4. Traceability Matrix: Maintaining a traceability matrix allows you to keep track of requirements mapped with corresponding tests or defects throughout the testing lifecycle. This ensures complete coverage of all requirements while validating their implementation.

5. Regression Testing: Performing regression tests after each code change or enhancement helps identify any unintended side effects on existing functionality or modules previously tested successfully. A robust regression suite saves time by automating repetitive tasks while ensuring important functionalities remain intact.

6. Test Data Management: Proper test data management is critical for accurate validation across various scenarios without compromising sensitive information security.

Automated vs Manual Testing

Regarding software testing, there are two main approaches: automated and manual testing. Each has advantages and disadvantages, and understanding their differences is crucial for practical testing.

1. Speed and Efficiency: One of the key benefits of automated testing is its speed and efficiency. With automated tests, repetitive tasks can be executed quickly, saving time and effort for testers. On the other hand, manual testing requires human intervention at every step, which can be time-consuming.

2. Accuracy: Automated tests are known for their precision and accuracy. Once correctly set up, they will consistently execute test cases without any deviation or errors in execution. Manual testing relies on human judgment and may be prone to errors due to fatigue or oversight.

3. Test Coverage: Automated tests allow for broader test coverage as they can run many test cases simultaneously across different platforms or environments. This ensures a thorough range of all possible scenarios during software usage. Manual testing may have limitations in terms of scalability when dealing with complex applications.

4. Flexibility: Manual testing provides flexibility in exploring different paths while executing test cases since humans can adapt based on intuition or experience gained from previous test runs where new defects were discovered by chance, whereas automated tests follow predefined scripts, making them less flexible.

5. Cost-Effectiveness: Although initial setup costs may be higher for automation tools compared to manual testers’ salaries, it pays off over time due to increased productivity as more regressions get covered per unit of time, leading ultimately towards ROI (Return On Investment). However, small projects with limited budgets might find manual approaches more feasible initially before scaling up investments into automation frameworks later if necessary.

6. Critical Thinking: Manual testers often provide valuable insights through critical thinking skills that cannot easily be replicated by machines alone, whereas Automated Testing focuses primarily on verifying expected outcomes rather than discovering unexpected behaviours resulting from human interactions or environmental factors.

Test Management and Defect Tracking

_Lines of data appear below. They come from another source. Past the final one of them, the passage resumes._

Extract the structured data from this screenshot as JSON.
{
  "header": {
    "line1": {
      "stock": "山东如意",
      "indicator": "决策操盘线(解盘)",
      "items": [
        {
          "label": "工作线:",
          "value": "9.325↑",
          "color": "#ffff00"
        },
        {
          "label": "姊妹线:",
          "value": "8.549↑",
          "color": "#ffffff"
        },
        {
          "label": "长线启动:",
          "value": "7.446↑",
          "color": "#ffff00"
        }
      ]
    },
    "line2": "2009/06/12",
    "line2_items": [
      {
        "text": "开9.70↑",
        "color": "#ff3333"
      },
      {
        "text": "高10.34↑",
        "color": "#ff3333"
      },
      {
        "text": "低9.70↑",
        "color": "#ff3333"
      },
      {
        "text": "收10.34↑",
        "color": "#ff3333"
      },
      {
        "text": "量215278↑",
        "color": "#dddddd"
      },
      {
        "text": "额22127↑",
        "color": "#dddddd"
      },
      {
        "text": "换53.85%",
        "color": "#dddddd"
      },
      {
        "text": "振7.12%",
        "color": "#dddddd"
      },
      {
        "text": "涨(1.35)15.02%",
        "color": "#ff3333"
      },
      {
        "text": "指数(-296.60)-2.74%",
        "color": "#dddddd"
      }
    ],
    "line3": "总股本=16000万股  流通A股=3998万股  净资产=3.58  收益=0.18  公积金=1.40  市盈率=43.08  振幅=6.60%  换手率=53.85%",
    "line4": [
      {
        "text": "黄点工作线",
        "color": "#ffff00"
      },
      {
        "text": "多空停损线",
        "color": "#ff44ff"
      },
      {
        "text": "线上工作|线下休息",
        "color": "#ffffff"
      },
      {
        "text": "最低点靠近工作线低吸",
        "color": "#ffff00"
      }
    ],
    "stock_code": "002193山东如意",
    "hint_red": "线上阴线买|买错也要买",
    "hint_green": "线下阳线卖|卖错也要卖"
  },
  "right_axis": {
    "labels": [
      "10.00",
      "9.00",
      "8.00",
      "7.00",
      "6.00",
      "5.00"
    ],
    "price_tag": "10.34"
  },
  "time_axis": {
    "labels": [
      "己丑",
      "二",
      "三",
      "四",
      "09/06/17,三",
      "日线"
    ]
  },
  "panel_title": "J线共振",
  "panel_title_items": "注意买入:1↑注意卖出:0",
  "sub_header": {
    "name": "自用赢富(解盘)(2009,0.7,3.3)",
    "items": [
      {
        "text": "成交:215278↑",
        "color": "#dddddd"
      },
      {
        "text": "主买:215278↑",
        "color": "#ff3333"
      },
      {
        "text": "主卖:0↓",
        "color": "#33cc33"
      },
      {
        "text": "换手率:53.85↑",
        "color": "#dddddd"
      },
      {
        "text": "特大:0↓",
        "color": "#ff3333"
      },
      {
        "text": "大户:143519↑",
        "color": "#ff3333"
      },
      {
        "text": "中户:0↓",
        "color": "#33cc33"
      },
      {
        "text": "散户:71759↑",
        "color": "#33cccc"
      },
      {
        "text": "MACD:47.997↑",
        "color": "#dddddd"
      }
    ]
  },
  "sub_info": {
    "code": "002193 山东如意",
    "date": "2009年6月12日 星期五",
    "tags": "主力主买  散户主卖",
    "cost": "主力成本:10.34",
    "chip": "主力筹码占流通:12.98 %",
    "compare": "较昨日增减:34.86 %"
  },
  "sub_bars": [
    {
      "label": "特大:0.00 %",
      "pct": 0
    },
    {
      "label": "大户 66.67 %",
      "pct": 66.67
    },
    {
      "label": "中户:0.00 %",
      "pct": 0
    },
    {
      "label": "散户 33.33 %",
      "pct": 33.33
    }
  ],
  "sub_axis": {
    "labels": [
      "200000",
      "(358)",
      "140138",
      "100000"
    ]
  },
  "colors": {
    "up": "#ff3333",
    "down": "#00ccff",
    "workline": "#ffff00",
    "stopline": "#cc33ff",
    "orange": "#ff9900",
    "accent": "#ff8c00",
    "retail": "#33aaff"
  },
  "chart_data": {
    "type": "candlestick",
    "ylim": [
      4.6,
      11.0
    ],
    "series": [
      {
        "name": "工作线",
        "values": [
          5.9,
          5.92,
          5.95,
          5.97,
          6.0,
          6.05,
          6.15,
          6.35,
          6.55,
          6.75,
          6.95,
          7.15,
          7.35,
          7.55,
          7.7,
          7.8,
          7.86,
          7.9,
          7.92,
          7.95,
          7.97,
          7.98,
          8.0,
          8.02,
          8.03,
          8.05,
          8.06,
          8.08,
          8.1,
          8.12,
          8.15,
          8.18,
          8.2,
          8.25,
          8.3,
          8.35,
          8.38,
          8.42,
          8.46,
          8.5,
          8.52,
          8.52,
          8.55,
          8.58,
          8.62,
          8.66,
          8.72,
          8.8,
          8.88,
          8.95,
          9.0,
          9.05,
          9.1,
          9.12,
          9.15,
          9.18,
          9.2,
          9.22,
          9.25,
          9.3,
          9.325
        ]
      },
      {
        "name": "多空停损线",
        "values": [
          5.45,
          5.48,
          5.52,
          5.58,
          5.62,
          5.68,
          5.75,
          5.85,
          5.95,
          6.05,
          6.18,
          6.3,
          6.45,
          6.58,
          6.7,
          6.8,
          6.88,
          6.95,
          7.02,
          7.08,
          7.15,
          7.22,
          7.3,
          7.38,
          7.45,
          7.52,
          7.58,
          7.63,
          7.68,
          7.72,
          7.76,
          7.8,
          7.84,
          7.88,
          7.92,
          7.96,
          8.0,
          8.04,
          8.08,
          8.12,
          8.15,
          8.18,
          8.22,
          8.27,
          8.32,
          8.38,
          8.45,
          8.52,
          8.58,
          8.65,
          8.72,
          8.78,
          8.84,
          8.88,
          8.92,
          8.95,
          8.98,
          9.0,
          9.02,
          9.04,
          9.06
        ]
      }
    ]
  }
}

Ensuring a smooth and efficient software testing process requires effective test management and defect tracking. Test management involves planning, organizing, and controlling all aspects of the testing process to ensure its success. It helps teams keep track of test cases, monitor progress, allocate resources, and make informed decisions.

Defect tracking is an integral part of the software testing process as it allows teams to identify, document, prioritize, and resolve any issues or bugs discovered during testing. Using a defect tracking system or tool, testers can log defects with detailed information such as steps to reproduce the problem, severity level, screenshots or videos for reference.


In today’s digital landscape, software testing is vital for functionality, reliability, and security. It ensures a bug-free world through rigorous evaluation, diverse testing techniques, and tools. Integrating testing into the Software Development Life Cycle (SDLC) from the outset reduces risks and enhances quality, user experiences, and customer satisfaction. This investment in quality assurance practices creates a future where technology empowers us without software bugs.

Related Posts

Leave a Reply

Your email address will not be published. Required fields are marked *